• _AIM OF THE TASK_:
The records appear below. Report how many of their lines contain the word "icon", giving the number alone.

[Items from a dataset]
╔══

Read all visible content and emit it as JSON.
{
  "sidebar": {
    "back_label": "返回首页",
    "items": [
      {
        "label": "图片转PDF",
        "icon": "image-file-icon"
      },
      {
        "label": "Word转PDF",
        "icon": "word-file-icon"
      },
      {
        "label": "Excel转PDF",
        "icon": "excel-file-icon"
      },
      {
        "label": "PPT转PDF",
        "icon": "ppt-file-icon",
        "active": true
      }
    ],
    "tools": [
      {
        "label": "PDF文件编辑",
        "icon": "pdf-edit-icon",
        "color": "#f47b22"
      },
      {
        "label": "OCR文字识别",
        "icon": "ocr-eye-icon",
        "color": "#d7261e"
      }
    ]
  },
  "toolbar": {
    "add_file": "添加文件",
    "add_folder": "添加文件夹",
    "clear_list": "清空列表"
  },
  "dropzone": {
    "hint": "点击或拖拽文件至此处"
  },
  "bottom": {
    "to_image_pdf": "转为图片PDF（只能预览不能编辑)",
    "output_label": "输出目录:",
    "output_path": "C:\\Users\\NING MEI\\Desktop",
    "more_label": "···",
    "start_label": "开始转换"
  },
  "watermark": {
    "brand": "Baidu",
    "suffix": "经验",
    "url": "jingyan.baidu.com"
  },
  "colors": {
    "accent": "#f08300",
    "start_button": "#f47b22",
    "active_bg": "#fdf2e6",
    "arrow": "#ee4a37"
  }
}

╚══

• _PROBLEM SOLUTION_:
6